“Nazis, bombs! They shouldn’t have let you out of that asylum Mr Neale.”
But after the first 35 minutes or so, following an atmospheric chase through bombed out London, the changes become more radical (predictably, but frustratingly, in this version, our protagonist does not in fact help end his wife’s suffering) and the film more lightweight, though at least we do have the great, and always under appreciated, Dan Duryea, to pep things up in the final ten minutes. The finished film lacks depth though has a strong cast and the basic premise to make a decent enough wartime thriller. One can only dream what might have been if Lang or Hitchcock had been allowed to make a much darker and faithful version, one that used Milland’s unusual screen persona so as to capitalise on the novel’s ambivalent and unstable protagonist and find an equivalent for the paradoxical conclusion, so as to make for a much more resonant exploration of characters in a time of conflict. But the first half hour or so is really good and the remaining 50 minutes are, if more conventional, perfectly entertaining too with several affection Expressionistic visual flourishes as one would expect from Lang. But first, start with the book. Trust me …
The Ministry of Fear (1944)
Director: Fritz Lang
Producer: Seton I Miller
Screenplay: Seton I Miller
Cinematography: Henry Sharp
Art Direction: Hans Dreier, Hal Pereira
Music: Victor Young
Cast: Ray Milland, Marjorie Reynolds, Carl Esmond, Dan Duryea, Hillary Brooke, Alan Napier, Percy Waram
DVD Availability: This has always been easy to find on home video. On top of that, in the US it was released on Blu-ray by Criterion, and by Koch on Europe. Both use the same terrific image transfer, which comes very highly recommended.
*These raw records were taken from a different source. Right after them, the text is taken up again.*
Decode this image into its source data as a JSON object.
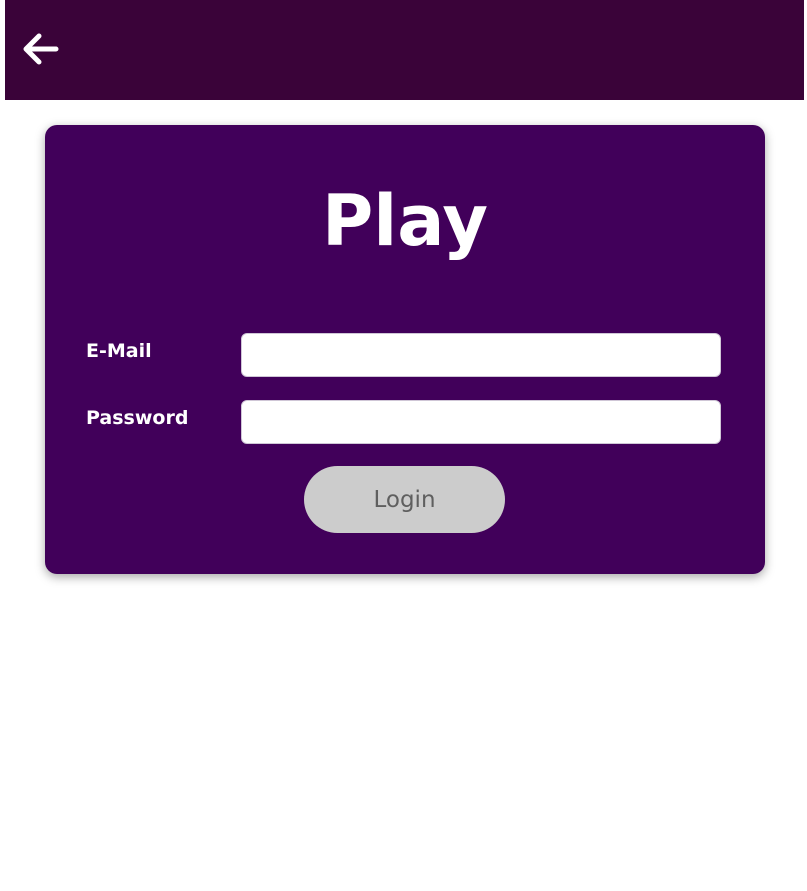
{
  "header": {
    "back_icon": "arrow-left-icon",
    "background_color": "#3a0339",
    "icon_color": "#ffffff"
  },
  "card": {
    "title": "Play",
    "background_color": "#41005a",
    "email": {
      "label": "E-Mail",
      "value": ""
    },
    "password": {
      "label": "Password",
      "value": ""
    },
    "login_button": {
      "label": "Login",
      "background_color": "#cccccc",
      "text_color": "#5f5f5f"
    }
  }
}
I submit this review for Bev’s 2017 Golden Age Vintage Mystery Scavenger Hunt in the ‘shadowy figure’ category: